**Task description**: Nothing belongs in the answer except the lines of the material that include "gusta".

**Records**:
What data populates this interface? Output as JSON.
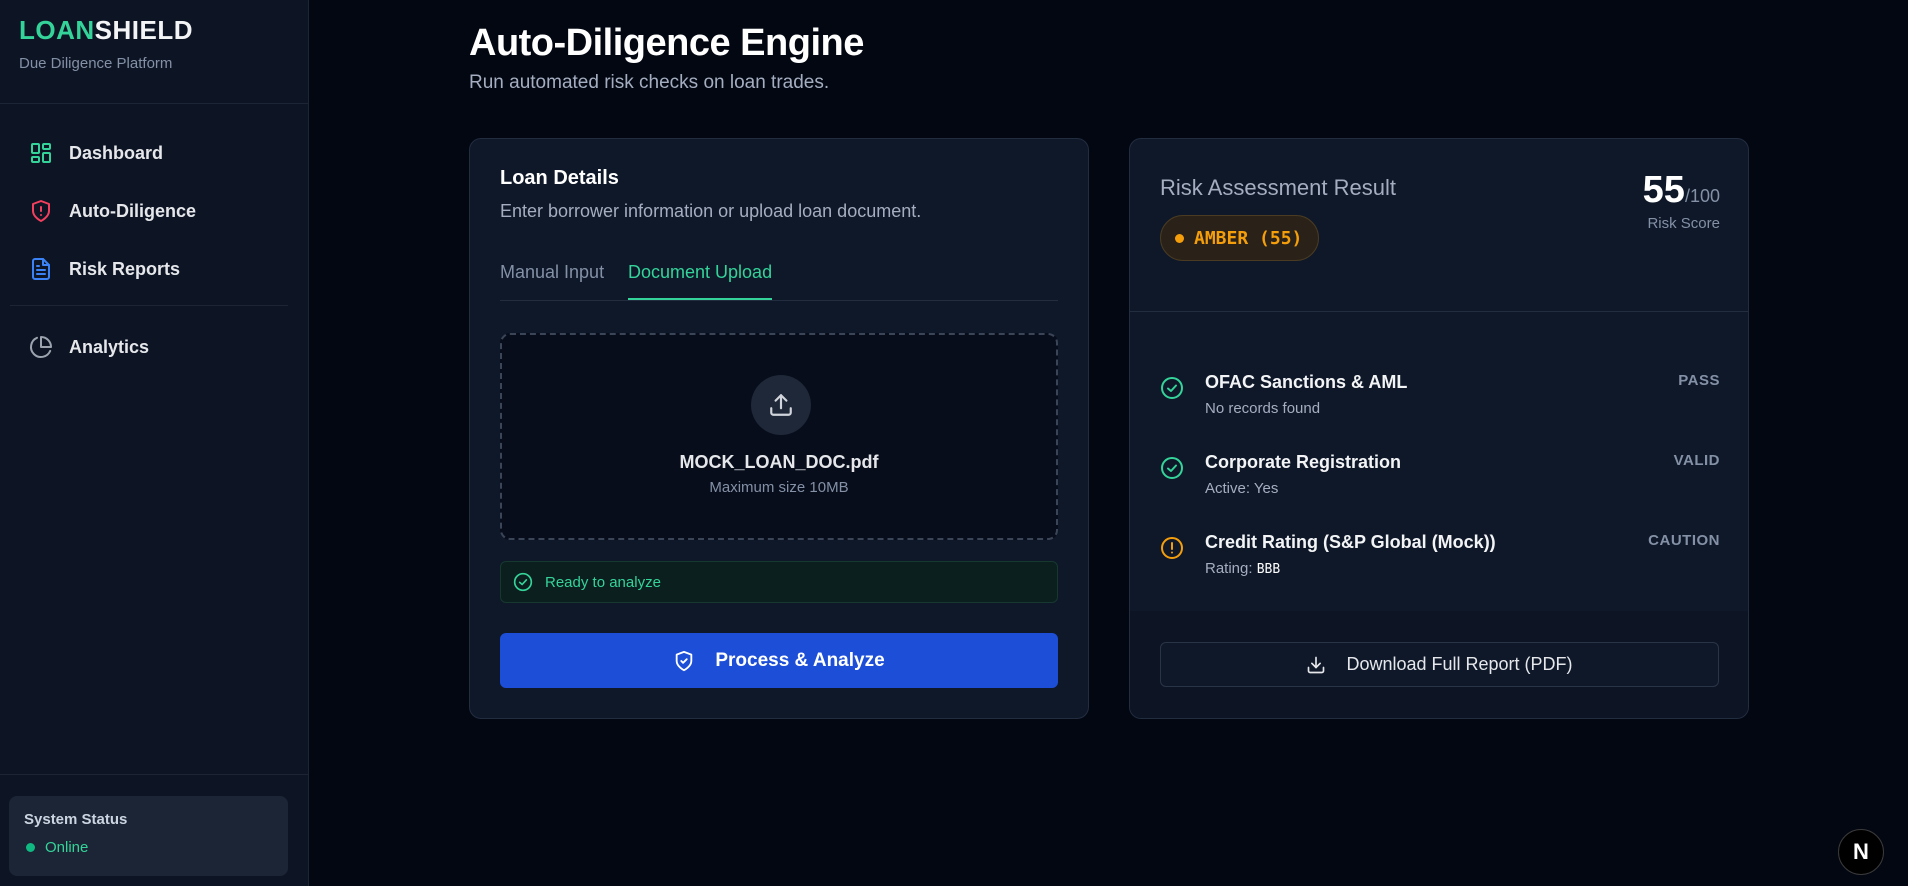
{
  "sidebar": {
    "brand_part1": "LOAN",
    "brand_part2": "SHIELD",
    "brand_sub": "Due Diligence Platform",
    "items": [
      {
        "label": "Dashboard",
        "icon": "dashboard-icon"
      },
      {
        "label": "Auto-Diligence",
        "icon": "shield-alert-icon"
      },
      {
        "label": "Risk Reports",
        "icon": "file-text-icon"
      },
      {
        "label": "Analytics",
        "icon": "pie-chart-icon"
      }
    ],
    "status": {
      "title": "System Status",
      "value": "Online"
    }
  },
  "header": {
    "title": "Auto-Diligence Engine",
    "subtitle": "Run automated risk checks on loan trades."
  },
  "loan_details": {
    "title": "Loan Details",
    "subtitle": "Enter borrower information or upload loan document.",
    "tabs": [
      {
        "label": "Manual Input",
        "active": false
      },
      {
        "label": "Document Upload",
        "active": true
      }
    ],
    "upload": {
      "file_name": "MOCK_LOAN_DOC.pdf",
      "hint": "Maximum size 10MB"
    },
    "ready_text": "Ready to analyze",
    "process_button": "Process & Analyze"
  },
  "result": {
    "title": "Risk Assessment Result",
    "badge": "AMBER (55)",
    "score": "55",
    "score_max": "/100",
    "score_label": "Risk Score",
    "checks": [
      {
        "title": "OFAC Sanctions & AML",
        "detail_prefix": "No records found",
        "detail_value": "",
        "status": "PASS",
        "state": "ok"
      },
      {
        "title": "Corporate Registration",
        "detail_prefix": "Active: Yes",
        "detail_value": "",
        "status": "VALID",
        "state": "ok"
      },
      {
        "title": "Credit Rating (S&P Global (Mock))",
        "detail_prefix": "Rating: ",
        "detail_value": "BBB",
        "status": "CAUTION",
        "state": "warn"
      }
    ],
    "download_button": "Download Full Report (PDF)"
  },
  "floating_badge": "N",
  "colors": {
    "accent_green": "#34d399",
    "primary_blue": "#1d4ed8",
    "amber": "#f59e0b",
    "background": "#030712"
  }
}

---

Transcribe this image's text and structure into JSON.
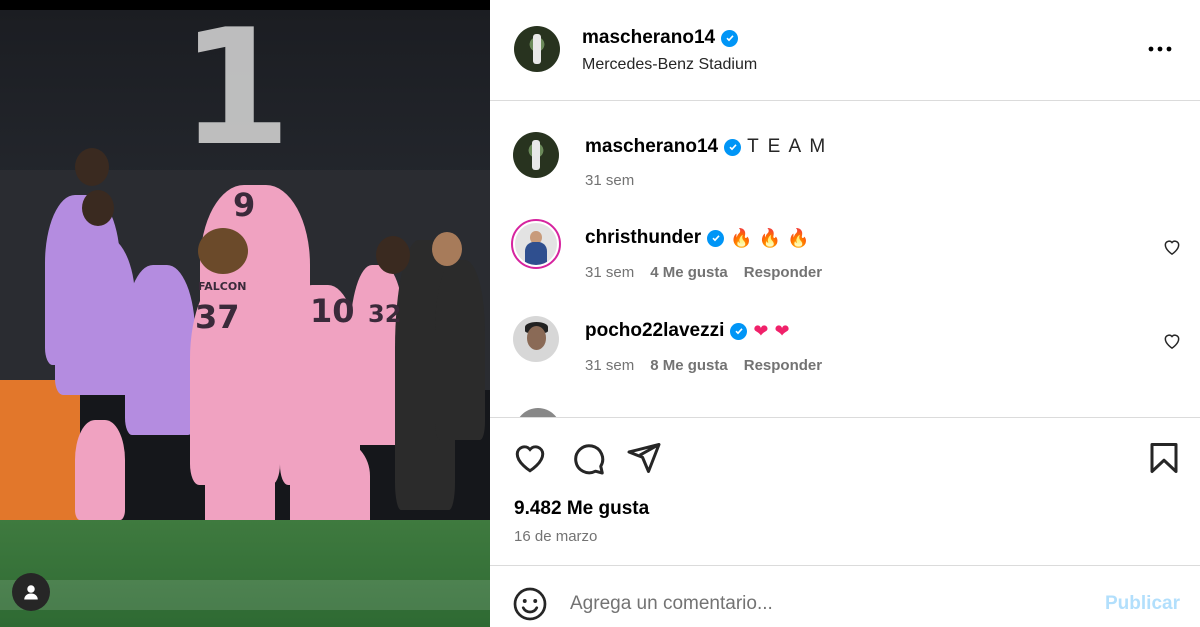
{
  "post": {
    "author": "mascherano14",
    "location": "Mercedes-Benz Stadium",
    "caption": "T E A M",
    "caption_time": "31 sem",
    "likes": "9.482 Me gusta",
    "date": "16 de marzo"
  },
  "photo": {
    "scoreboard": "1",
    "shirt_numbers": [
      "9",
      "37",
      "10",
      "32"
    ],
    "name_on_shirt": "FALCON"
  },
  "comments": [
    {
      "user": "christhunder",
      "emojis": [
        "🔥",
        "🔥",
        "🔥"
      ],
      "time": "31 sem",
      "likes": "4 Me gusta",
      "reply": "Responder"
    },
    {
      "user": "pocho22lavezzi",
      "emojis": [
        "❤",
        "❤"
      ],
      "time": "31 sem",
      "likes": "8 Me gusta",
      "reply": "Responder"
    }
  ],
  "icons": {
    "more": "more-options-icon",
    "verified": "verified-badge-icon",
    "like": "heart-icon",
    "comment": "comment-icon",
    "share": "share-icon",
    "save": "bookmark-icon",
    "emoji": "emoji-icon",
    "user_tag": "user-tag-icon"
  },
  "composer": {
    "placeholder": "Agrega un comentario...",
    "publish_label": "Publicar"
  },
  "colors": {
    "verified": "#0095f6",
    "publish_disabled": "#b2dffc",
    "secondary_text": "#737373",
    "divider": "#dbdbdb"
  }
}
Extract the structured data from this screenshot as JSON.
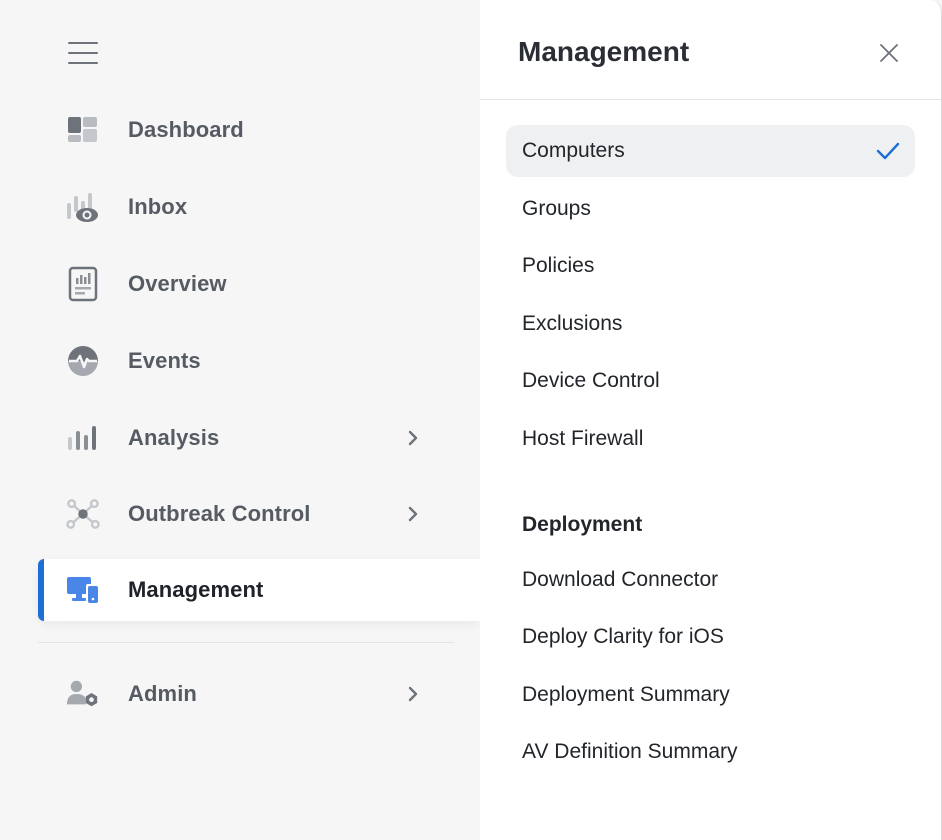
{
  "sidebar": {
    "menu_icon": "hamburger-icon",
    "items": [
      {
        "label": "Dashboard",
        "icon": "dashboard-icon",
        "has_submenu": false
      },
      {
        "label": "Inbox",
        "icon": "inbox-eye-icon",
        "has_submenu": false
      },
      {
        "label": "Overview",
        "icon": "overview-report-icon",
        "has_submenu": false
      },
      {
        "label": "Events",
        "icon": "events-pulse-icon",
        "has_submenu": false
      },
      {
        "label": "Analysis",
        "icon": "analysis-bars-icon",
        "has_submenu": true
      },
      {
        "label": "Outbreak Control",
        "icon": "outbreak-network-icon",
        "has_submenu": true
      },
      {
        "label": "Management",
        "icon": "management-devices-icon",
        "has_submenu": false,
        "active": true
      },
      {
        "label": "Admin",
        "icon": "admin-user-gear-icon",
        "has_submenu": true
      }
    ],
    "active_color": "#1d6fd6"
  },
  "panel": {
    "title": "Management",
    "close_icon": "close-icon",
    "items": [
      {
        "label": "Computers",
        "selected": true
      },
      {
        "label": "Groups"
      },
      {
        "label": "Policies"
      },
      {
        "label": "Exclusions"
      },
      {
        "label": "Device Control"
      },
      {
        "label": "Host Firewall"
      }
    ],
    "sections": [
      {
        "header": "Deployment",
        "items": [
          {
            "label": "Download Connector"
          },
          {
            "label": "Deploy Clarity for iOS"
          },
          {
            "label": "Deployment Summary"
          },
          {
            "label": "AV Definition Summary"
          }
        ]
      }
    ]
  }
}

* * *

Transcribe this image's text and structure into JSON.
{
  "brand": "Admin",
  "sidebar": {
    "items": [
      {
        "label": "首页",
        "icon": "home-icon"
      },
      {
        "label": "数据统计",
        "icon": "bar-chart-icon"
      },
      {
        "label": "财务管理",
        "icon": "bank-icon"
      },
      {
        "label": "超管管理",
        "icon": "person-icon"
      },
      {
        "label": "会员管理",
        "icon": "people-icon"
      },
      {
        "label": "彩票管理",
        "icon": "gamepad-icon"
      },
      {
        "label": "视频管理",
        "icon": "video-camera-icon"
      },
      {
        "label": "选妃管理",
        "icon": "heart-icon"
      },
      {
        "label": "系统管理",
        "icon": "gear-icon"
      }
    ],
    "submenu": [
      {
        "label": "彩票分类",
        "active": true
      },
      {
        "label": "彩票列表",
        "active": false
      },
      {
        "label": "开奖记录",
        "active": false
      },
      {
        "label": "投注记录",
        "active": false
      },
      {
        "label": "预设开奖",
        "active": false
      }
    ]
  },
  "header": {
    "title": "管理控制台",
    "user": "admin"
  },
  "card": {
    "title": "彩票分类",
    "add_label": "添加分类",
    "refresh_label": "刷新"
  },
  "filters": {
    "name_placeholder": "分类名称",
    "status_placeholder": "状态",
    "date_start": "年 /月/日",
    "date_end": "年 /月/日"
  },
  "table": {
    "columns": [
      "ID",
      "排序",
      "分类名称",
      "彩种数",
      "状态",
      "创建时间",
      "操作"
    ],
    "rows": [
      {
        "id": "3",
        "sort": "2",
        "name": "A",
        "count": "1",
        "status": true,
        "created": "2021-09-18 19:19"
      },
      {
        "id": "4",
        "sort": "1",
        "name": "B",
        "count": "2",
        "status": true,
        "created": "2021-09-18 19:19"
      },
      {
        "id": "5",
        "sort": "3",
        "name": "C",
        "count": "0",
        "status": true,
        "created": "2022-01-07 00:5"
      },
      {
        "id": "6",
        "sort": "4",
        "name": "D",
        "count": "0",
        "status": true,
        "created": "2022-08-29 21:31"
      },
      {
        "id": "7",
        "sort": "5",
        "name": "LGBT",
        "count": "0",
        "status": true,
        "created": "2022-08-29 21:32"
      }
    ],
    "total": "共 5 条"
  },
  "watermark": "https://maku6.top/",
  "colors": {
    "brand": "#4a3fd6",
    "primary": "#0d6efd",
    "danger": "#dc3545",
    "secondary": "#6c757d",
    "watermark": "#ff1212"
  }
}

**Expected answer**:
    "likes": "9.482 Me gusta",
      "likes": "4 Me gusta",
      "likes": "8 Me gusta",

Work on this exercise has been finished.